Does this Person Want to Connect With You?
Before you ask your potential client out for lunch make sure that they are indeed interested in potentially working with you. How did you connect? Have you discussed your area of law? Is there a need for your services? Hopefully you’ve engaged in meaningful conversation and you both know each other fairly well and are ready to take the business relationship to the next level.
How to Turn the Online Conversation Offline.
First you should give away something of value. Do you have white papers, articles, etc. that he or she may be interested in? Perhaps you both have mutual interests, is there some sort of advice you can give that may be of some benefit? The trick here is that it needs to be authentic.
Afterwards, after a reasonable amount of time, ask him or her if they’d be available for a telephone call to follow up. Keep the relationship going. Send newsletters (unless they ask you not too), cards, etc. It’s also a good idea to have a presentation on your services available that you can offer to share at their office.
Refer qualified clients to your contact. This goes without saying.
The above steps should help in turning an online conversation offline. The trick is to be authentic, provide valuable information of interest and timing. What about you? Do you have any tips?

I published an article last night for The Online Guys about my favorite social networking tool Cortex. Because I love this google chrome extension so much I’d like to share it with you as well.
Everyone knows I’m a Google Chrome girl. I’m thoroughly impressed with one of their latest extensions, Cortex. It’s used to share content from any web page you wish on social media platforms such as Facebook, Twitter and Tumbr. And it’s lightning fast.
Installing Cortex is simple. Visit the Cortex extension page and click on the blue Install button. Follow the procedure and add the social media accounts you wish to share content on. I use it mainly to share on Twitter. After the extension is installed the fun begins.
After you find a neat article on the web you’d like to share simply hold the left-mouse button down in the middle of the paragraph. A circle will appear (see picture) showing your configured social media accounts. Select the network you’d like to share with and you’re done! The headline is automatically grabbed, the link is shortened and it’s shared. All in one step! To edit the message you’d like to share along with the link hover over the social network you’d like to use and a text field will appear. Enter your message and hit send.

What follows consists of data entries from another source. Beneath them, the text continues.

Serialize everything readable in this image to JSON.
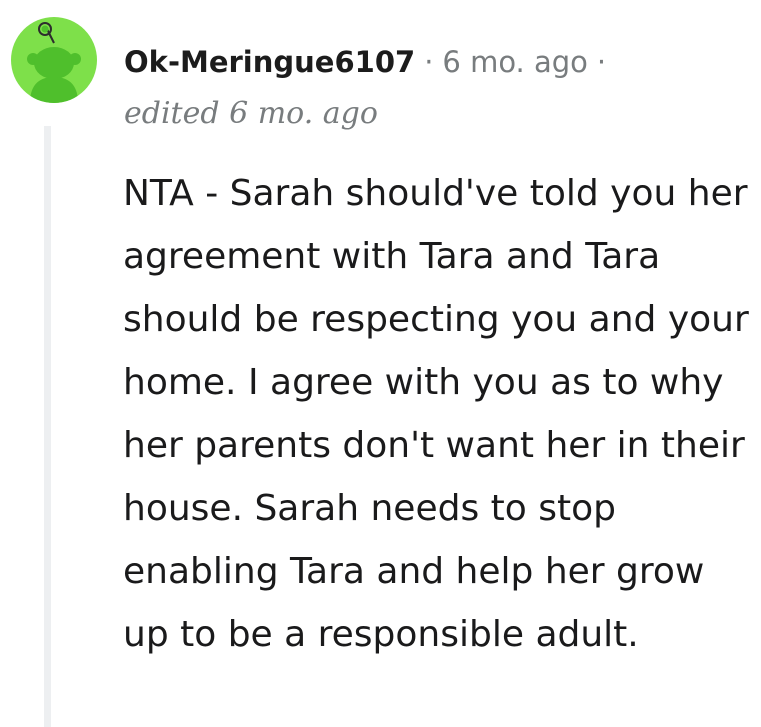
{
  "comment": {
    "username": "Ok-Meringue6107",
    "separator": "·",
    "timestamp": "6 mo. ago",
    "edited": "edited 6 mo. ago",
    "body": "NTA - Sarah should've told you her agreement with Tara and Tara should be respecting you and your home. I agree with you as to why her parents don't want her in their house. Sarah needs to stop enabling Tara and help her grow up to be a responsible adult."
  },
  "colors": {
    "avatar_background": "#7ee04a",
    "avatar_figure": "#4fbf2c",
    "meta_text": "#787c7e",
    "thread_line": "#edeff1"
  },
  "icons": {
    "avatar": "snoo-avatar-icon"
  }
}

This little tool has saved me a lot of time. I hope you enjoy it as much as me! Let me know your thoughts or if you have any other tools you use to share content quicker.